No evidence has been provided to support his repeated claims that U.S. users could be made whole.
"Can I ask you about the drugs?" Sorkin said.
Bankman-Fried responded, "It's funny hearing this. I have half a glass of alcohol a year."
The FTX founder repudiated claims of wild partying and off-label drug use, saying FTX functions consisted of "board games," or "dinner parties."
Bankman-Fried claimed he was unaware of the Alameda exposure. In 2019, he said, 40% of FTX's volume was from Alameda.

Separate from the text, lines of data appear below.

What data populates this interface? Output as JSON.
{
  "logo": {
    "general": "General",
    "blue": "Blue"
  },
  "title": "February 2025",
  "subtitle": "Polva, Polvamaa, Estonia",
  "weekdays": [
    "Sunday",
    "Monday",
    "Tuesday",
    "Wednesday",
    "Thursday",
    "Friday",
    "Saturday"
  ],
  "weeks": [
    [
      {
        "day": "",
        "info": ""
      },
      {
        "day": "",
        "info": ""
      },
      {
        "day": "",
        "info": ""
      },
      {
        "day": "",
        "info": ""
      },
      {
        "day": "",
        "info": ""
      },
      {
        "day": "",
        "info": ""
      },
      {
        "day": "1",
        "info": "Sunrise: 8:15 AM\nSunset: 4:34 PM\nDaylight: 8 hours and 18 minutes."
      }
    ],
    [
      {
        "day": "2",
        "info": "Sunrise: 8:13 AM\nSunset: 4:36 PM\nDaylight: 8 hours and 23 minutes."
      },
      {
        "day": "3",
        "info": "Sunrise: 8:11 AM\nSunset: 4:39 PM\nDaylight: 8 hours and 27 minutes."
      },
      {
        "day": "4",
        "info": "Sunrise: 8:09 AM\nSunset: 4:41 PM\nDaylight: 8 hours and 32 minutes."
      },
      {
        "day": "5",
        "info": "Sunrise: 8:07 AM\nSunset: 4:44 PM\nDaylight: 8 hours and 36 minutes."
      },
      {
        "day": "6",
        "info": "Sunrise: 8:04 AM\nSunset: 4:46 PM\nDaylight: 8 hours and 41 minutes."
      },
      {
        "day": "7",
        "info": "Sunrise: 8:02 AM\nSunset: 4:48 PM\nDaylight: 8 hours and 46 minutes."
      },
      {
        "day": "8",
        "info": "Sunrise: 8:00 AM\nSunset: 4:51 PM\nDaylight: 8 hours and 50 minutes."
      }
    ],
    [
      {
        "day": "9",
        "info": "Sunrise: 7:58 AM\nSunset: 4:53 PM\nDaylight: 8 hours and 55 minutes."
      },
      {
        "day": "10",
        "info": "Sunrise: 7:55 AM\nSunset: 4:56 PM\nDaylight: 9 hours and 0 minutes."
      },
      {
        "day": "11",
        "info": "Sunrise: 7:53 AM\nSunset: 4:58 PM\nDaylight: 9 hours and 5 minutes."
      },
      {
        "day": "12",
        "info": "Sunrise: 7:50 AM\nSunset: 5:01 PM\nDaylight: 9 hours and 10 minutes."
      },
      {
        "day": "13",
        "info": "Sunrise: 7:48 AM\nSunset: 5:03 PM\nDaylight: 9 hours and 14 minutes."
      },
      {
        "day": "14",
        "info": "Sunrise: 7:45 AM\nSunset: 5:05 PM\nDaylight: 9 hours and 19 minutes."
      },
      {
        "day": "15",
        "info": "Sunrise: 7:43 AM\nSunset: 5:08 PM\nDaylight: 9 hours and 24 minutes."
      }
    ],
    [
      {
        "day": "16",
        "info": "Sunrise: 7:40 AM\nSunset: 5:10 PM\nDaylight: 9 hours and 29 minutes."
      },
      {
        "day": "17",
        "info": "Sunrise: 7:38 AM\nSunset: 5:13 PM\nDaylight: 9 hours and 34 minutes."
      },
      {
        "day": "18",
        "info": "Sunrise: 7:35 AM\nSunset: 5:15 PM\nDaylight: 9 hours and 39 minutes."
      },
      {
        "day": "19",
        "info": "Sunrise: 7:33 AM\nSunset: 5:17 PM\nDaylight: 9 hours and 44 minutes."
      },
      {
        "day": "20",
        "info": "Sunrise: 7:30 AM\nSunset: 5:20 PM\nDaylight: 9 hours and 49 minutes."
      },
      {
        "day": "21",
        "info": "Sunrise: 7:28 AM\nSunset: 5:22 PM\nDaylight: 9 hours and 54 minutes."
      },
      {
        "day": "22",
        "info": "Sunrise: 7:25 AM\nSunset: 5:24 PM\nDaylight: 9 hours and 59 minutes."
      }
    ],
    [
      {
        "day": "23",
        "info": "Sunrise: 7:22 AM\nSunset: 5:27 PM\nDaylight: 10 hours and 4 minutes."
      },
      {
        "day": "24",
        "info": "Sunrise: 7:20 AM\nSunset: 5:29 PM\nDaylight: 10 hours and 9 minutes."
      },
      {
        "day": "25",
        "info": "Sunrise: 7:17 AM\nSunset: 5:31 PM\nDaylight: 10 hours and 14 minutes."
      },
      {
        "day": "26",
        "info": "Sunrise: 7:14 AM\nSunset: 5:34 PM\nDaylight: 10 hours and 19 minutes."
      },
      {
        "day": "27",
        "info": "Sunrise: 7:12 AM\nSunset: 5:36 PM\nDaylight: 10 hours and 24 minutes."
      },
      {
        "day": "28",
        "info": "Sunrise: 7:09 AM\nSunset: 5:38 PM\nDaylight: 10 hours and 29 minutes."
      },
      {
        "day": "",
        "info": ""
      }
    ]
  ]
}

By 2022, Bankman-Fried claimed, that number was down to 2%, which led him to believe FTX's exposure was lessened.
Sorkin continued to press Bankman-Fried on the lending of customer assets. Bankman-Fried demurred.
"In 2018, FTX didn't have bank accounts," Bankman-Fried said as justification for why users were asked to wire funds to an account in Alameda's name instead of directly to FTX.
FTX had over 200 bank accounts across every inhabited continent by the time it filed for bankruptcy protection.
Bankman-Fried has engaged with the media only sporadically. "F--- regulators," he told a Vox reporter in a Twitter message.
Bankman-Fried engaged with regulators frequently before the bankruptcy, including SEC Chairman Gary Gensler.
"I f---ed up," he wrote in another Tweet.
FTX was once hailed as the poster child of responsible crypto. Regulators and lawmakers looked to Bankman-Fried as the future of crypto regulation, a reputation that Bankman-Fried cultivated through appearances before Congress and deepened through generous political contributions.
Bankman-Fried was already known as one of the largest donors to Democratic candidates. He claimed in a recent interview that he gave equally generously to Republican causes, through so-called dark pool contributions.
Reporters, Bankman-Fried said, "freak the f--- out if you donate to Republicans."